Deir el-Zour, Syria
Civilians slain: Dozens of Syrian civilians, including children, were killed by U.S. and Russian airstrikes this week, as multiple sides in the conflict tried to break the ISIS siege of Deir el-Zour. Russian forces backing Syrian troops were responsible for most of the civilian deaths, while an errant strike from U.S. forces backing Kurdish troops killed 12 members of a Syrian family. Thanks largely to Russian military support, the Syrian government once again controls 85 percent of Syrian territory and is closing in on the remainder, still held by militants. Since 2015, Russia has delivered thousands of tons of military equipment and supplies to Syrian President Bashar al-Assad.
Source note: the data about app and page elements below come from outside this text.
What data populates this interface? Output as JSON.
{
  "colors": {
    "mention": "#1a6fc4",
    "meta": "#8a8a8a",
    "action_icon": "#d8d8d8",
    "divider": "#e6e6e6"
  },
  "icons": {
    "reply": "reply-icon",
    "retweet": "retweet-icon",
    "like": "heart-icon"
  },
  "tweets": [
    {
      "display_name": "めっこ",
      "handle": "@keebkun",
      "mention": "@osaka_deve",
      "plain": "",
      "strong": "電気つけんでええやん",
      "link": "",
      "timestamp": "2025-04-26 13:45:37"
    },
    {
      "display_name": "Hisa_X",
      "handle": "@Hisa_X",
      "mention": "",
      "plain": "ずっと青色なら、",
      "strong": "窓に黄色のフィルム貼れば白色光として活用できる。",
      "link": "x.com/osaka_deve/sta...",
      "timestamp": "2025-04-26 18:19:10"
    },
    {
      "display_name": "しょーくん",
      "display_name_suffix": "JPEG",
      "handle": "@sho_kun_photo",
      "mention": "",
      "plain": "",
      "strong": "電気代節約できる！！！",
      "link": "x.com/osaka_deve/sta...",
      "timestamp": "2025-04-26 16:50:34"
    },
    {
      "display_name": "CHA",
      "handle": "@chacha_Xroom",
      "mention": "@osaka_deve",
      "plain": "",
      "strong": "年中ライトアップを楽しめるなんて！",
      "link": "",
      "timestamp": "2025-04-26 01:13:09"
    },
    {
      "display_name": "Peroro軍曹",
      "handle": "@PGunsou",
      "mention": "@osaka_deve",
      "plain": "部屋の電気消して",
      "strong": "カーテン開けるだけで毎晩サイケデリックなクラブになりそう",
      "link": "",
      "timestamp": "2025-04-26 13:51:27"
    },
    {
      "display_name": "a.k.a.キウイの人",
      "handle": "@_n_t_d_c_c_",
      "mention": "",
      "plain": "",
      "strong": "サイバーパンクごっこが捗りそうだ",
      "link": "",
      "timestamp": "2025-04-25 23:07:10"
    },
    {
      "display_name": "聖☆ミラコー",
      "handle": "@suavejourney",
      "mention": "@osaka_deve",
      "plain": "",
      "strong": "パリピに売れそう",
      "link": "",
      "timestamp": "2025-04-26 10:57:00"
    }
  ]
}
Selected, not elected: Singapore got its first female president by default this week, after the four other candidates were disqualified. Halimah Yacob, 63, is a former speaker of the citystate’s Parliament. Singapore recently changed the eligibility rules for the presidency: Candidates must be ethnic Malay, and they must have either held a high elected office for at least three years or been head of a private company with more than $370 mil lion in market capitalization. Dissent is rare in Singapore, but there were a few gentle murmurs of dismay over the lack of competition, with one opposition politician saying it detracted from the president’s “moral authority.” The presidency, a sixyear term, is largely ceremonial, but it does confer the power to veto some government decisions.